I am reminded today — just before I head out for an event with my naturism group — that there are many places in the world that have laws against people like me.
Which is why I would avoid vacationing in such spots.
Sure, I can understand beaches and resorts that are considered to be “clothing optional.” But when countries and towns threaten to fine or imprison me for public nudity, I simply cross them off as tourist destinations. And, hey, they would rather not have my money if it means allowing me to be nude on a beautiful beach in their jurisdiction, right?
Thing is, there are plenty of vacation destinations that accept naturists and welcome us, so it is no big deal if places like Sal Pedro del Pinatar in Spain bans beach nudism, as is being reported in a publication called Murcia Today. The town council is set to pass a bill that would see people being fined up to 750 euros for “total nudity” on the beach, though the Policia would only take action if they receive complaints, apparently.
The reason for this move?
Well, it seems some people have been complaining about other people “touching themselves” or “touching others” although, the article points out, the practice of naturism has become common over the last few decades with very few complaints.
So, it seems that the rationale of local officials is people are less likely to “touch themselves” or “touch others” if they are wearing some sort of swimsuits. In other words, if women were to strut around the beach in micro-kini and men in skimpy swimming trunks, there would be no touching, right?
Cross Sal Pedro del Pinatar off my list of potential vacation destinations.
Then there’s the Maldives, where you can be fined and/or imprisoned for public nudity.
It seems glamour girl/model Katie Price has run afoul of the law in the Islamic country because — horrors! — she was topless at the Kandima Maldives resort, Celebs Now reports.
Apparently, people have been going topless at some of the resorts in the Maldives and they have had no run-ins with the law. But someone complained about Price, and the local cops are saying they will investigate and take action. They are reminding everyone that nudism and topless sunbathing — the latter presumably by women, but not men — is forbidden.
So, why would a naturist or anyone else who believes in body freedom even consider the Maldives as a vacation destination?
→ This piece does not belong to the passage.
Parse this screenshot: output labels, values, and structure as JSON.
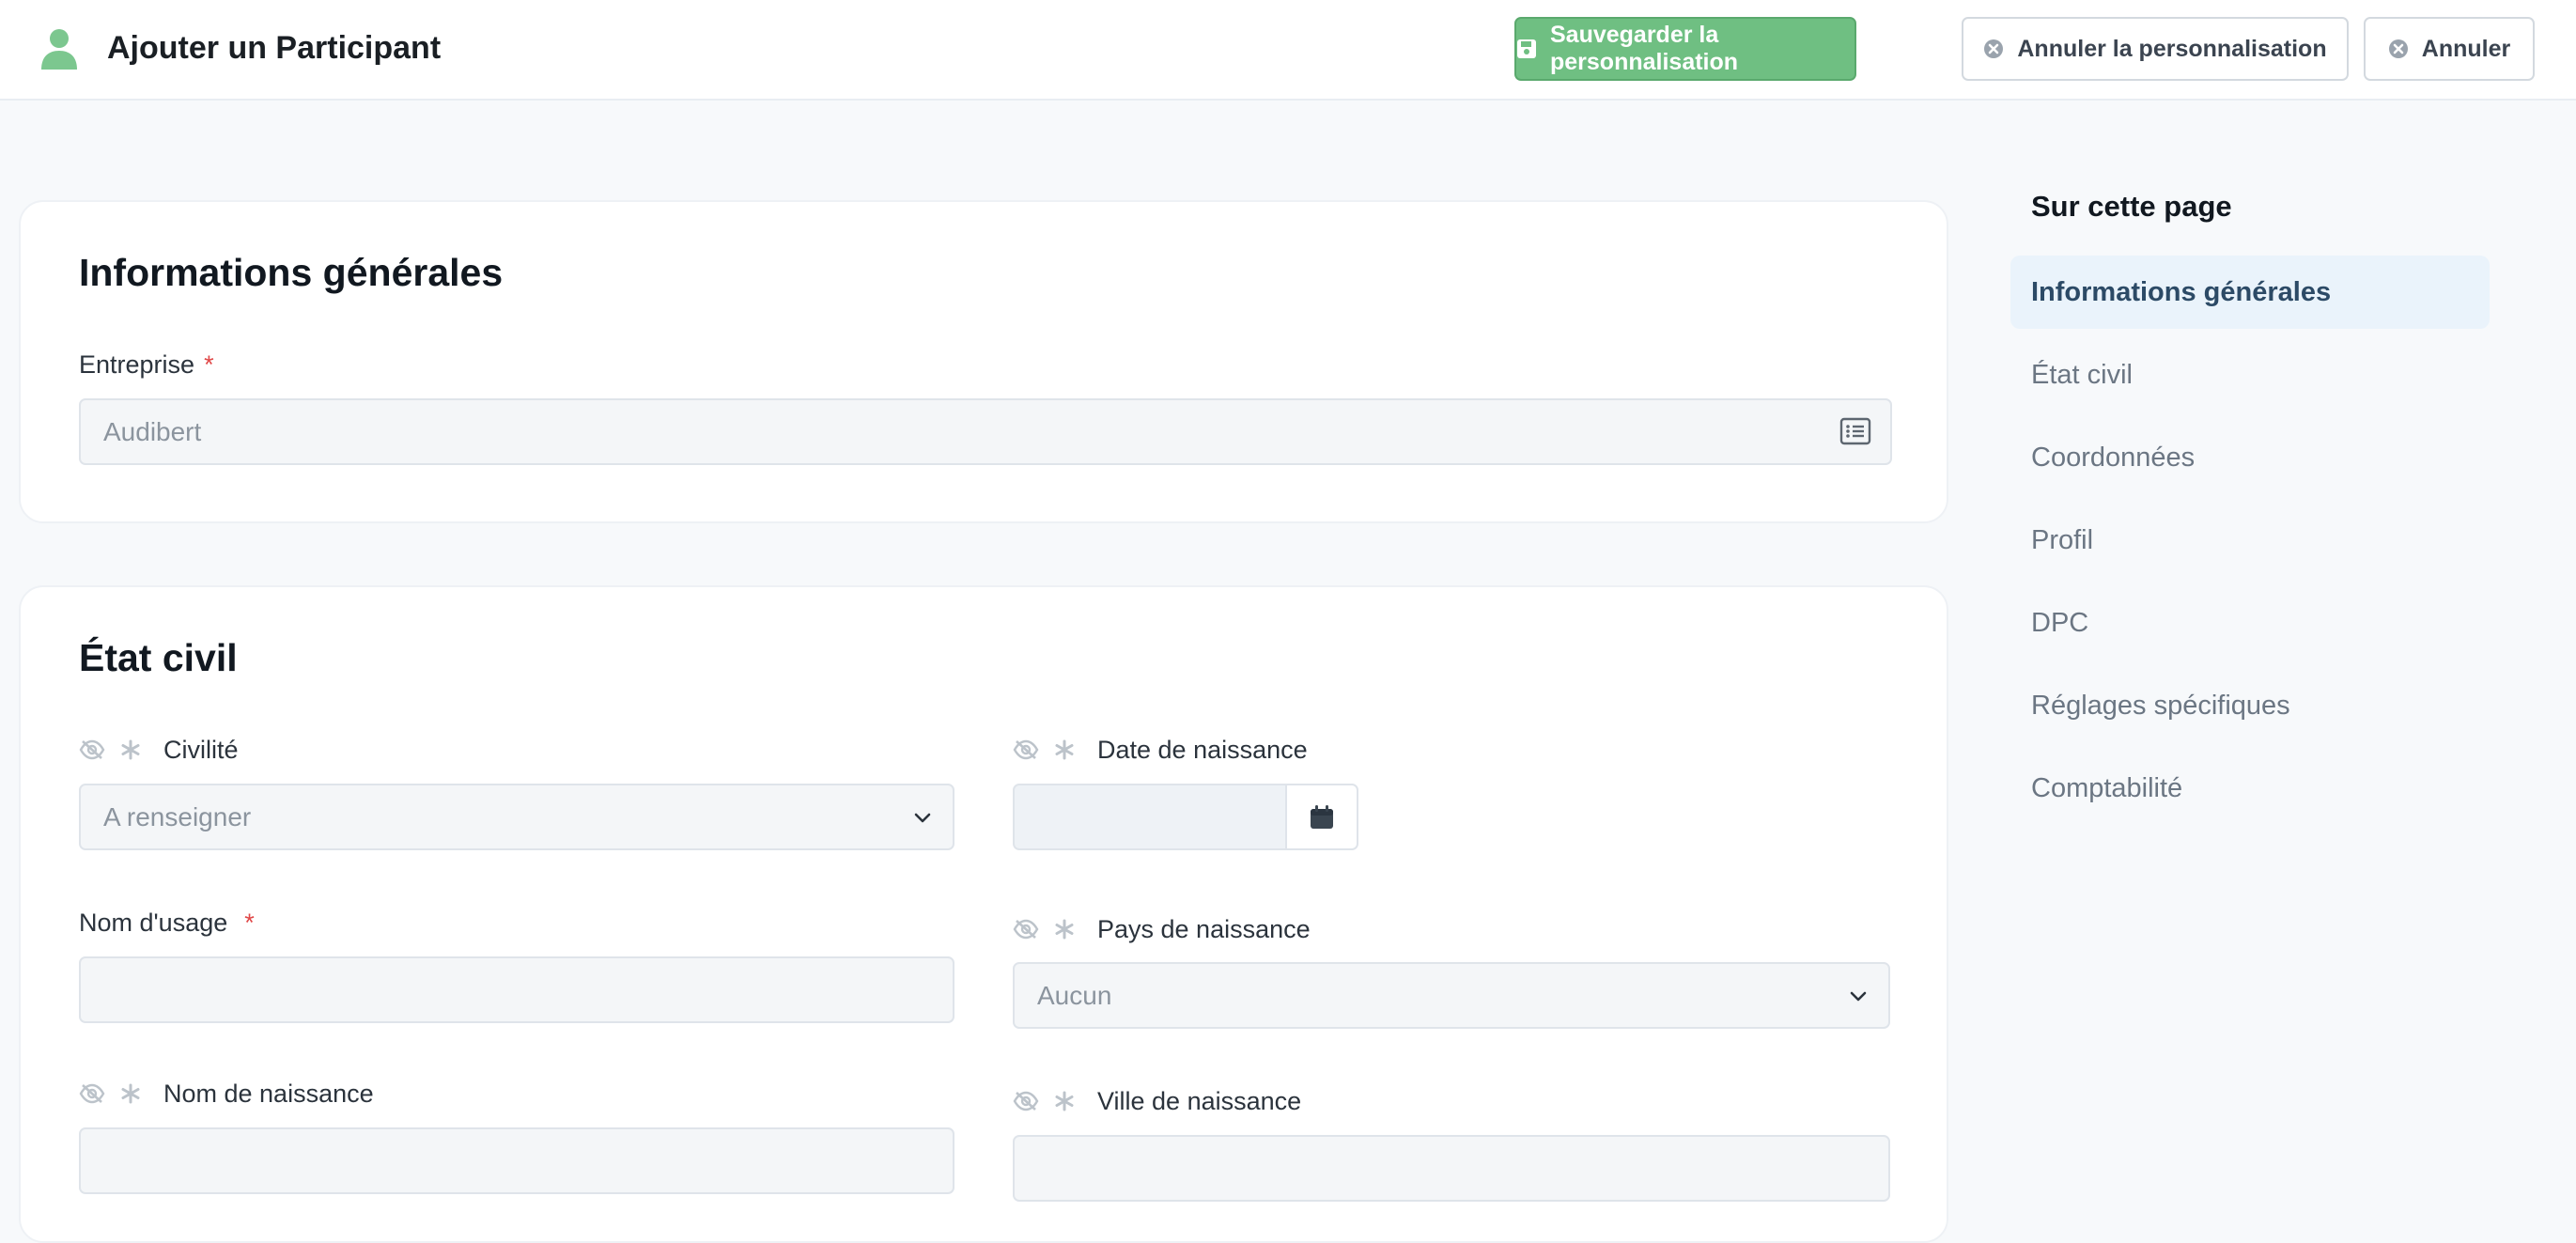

The police in the Maldives ask that we respect their “local traditions, customs, laws and religions at all time,” and there is no better way to do that than by simply not going there.
Sadly, there are plenty of other places in the world where the locals have no respect for naturists and would do us harm if we dared to be topless (women only, presumably) or naked at a beach or a resort.
I’d like your input here, with the idea of eventually creating a list of vacation destinations naturists should consider avoiding.
What other popular beaches and resorts around the world could be tourist traps for naturists and result in fines and/or imprisonment if we bare our breasts (women only, presumably) or sunbathe in the nude?
Please list them in the comments section below with an explanation, and ask for input from friends in naturism groups, too.
Photo: You could be fined or thrown in prison for being naked at the beach in some otherwise popular tourist destinations. Photo credit: Naturist on the beach. (Source: Montse aka Supermons on Flickr/via Wikimedia Commons)